[Extracted material Boundary: Start]

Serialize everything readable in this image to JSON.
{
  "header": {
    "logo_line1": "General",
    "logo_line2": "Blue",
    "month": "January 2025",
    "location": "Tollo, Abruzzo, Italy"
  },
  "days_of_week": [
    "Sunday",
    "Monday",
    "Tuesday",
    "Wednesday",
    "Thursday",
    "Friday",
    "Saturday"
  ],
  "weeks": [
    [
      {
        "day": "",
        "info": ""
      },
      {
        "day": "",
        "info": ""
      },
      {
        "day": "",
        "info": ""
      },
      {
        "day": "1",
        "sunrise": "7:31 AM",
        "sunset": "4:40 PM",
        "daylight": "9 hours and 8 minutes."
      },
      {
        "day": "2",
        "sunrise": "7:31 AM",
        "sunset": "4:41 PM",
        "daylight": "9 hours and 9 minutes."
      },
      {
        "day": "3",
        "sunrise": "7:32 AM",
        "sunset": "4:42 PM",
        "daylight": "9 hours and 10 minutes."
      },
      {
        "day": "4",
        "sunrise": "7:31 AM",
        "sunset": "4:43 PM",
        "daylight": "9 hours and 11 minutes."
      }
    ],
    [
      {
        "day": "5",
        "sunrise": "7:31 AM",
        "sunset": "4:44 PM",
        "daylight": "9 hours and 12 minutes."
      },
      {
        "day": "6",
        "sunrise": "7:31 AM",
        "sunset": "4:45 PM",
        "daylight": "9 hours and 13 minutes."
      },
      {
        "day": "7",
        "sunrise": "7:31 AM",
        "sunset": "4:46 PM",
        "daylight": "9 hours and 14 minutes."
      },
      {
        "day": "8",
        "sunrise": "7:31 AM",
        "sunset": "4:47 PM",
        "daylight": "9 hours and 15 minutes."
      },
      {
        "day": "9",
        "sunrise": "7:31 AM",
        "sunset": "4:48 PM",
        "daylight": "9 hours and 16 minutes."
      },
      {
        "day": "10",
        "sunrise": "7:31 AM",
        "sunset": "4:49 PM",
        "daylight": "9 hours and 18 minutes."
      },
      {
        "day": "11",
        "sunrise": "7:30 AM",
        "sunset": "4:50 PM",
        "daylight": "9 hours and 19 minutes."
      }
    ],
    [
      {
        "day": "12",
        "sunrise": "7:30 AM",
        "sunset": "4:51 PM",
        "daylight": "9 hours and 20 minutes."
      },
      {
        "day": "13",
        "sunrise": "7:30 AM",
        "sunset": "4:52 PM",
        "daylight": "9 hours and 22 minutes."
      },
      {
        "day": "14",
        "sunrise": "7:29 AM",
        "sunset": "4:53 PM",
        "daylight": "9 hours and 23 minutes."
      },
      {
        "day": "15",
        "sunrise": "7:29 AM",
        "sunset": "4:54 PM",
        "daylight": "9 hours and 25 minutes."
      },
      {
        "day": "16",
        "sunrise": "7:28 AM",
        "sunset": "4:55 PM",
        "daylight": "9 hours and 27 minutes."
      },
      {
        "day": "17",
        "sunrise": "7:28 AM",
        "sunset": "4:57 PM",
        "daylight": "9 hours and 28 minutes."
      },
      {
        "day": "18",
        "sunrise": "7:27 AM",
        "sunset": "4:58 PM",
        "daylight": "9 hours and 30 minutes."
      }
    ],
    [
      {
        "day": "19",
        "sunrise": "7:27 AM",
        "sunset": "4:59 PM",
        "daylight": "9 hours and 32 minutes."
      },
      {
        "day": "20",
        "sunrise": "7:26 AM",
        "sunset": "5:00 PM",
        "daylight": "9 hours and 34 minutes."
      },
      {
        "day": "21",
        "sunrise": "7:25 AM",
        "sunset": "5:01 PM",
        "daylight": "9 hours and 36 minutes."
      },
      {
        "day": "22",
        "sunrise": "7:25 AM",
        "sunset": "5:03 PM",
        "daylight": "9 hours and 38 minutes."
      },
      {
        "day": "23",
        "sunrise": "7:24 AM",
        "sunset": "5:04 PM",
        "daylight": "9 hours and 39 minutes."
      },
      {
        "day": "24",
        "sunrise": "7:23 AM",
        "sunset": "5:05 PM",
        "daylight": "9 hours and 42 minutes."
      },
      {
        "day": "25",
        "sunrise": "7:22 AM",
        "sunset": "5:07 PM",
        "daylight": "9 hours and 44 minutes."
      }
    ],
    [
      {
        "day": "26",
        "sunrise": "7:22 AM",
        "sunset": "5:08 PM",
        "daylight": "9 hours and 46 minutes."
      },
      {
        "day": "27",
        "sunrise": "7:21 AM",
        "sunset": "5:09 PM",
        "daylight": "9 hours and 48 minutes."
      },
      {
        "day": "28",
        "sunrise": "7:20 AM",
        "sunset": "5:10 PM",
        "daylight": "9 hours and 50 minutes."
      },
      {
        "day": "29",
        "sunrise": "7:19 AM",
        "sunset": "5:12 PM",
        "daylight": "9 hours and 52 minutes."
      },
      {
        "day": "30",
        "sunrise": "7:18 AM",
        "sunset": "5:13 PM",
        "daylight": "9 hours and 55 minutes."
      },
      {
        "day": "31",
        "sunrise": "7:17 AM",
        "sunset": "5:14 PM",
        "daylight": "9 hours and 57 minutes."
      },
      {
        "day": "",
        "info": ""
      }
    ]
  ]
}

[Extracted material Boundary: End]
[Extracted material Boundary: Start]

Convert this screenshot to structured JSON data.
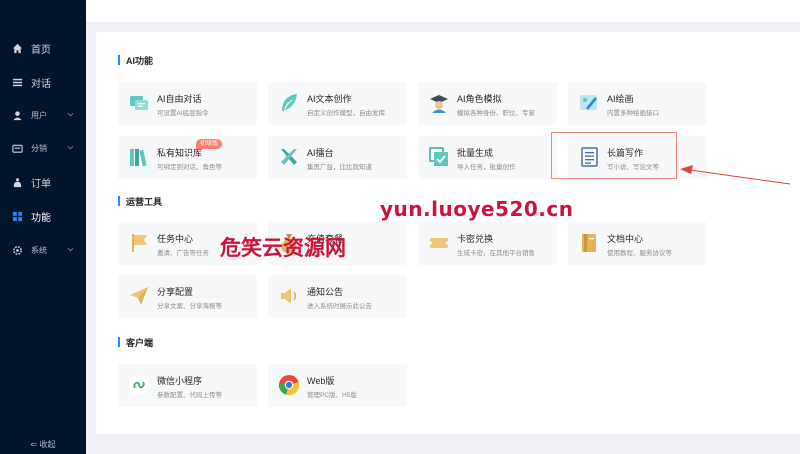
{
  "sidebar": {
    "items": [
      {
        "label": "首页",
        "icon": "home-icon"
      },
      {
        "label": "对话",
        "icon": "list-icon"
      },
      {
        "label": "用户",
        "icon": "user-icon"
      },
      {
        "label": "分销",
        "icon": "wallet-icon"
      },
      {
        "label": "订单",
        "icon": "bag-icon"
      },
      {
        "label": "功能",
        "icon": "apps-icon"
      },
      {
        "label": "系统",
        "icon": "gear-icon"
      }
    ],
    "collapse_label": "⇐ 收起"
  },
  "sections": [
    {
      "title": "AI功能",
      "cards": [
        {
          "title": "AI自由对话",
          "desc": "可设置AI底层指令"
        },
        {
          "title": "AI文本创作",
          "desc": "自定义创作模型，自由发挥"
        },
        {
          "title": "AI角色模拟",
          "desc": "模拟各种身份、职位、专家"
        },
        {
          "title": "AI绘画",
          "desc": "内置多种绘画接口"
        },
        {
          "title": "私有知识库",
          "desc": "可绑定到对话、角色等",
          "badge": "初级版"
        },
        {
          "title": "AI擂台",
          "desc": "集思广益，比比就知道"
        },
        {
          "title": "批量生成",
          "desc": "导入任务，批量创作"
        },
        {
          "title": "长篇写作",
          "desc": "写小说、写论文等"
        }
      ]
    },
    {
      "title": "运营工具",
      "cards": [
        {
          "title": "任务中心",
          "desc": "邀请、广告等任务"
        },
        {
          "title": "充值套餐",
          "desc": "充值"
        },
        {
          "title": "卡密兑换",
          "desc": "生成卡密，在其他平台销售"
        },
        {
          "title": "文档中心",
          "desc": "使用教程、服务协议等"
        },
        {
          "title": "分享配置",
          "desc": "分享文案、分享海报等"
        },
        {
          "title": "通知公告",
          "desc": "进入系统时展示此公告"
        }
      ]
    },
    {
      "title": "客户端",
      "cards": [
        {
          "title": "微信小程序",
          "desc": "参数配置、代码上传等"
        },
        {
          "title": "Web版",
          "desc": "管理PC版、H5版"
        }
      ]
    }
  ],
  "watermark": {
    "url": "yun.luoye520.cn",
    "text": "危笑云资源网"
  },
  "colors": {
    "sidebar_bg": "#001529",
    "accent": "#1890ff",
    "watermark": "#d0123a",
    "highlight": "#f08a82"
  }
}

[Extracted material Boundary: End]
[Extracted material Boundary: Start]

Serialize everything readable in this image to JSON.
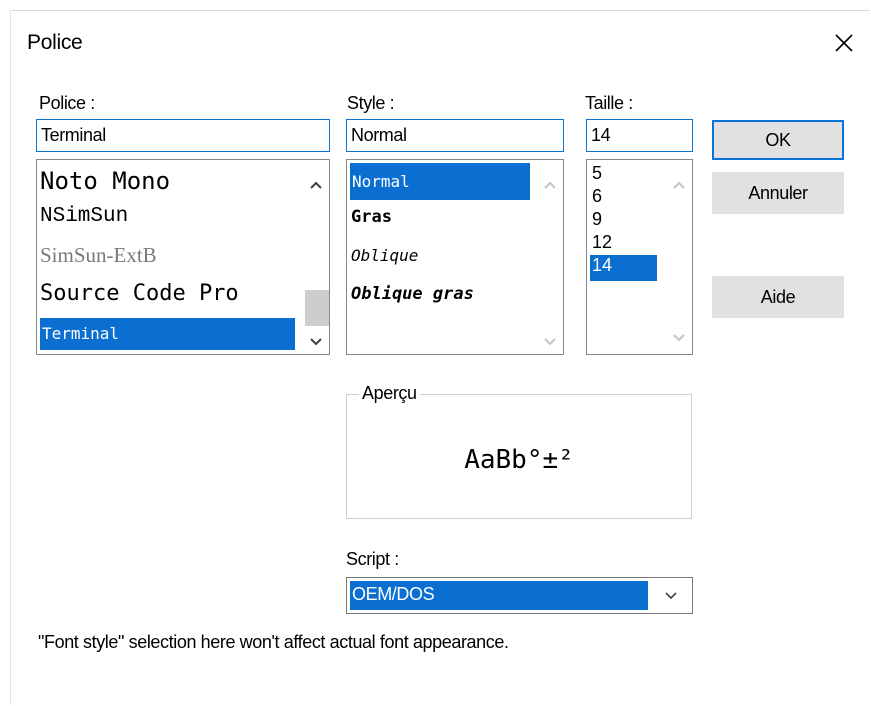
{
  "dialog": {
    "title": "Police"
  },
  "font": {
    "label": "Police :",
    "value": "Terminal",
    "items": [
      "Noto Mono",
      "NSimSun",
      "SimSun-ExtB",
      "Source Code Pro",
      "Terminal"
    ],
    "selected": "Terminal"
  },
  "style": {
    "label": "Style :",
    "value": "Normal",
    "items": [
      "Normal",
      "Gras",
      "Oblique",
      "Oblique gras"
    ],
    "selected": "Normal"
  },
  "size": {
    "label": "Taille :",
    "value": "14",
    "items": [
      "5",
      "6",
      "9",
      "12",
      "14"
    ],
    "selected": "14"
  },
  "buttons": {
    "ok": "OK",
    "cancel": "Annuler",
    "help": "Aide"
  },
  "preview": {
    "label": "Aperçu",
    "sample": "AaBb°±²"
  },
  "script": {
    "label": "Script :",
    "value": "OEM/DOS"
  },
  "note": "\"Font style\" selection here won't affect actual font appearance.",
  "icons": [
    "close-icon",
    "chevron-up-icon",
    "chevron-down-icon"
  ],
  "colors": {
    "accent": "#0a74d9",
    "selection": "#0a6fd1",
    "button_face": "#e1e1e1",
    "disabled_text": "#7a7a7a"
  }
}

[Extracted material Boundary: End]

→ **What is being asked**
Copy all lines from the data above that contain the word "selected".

→ **Reply to the task**
    "selected": "Terminal"
    "selected": "Normal"
    "selected": "14"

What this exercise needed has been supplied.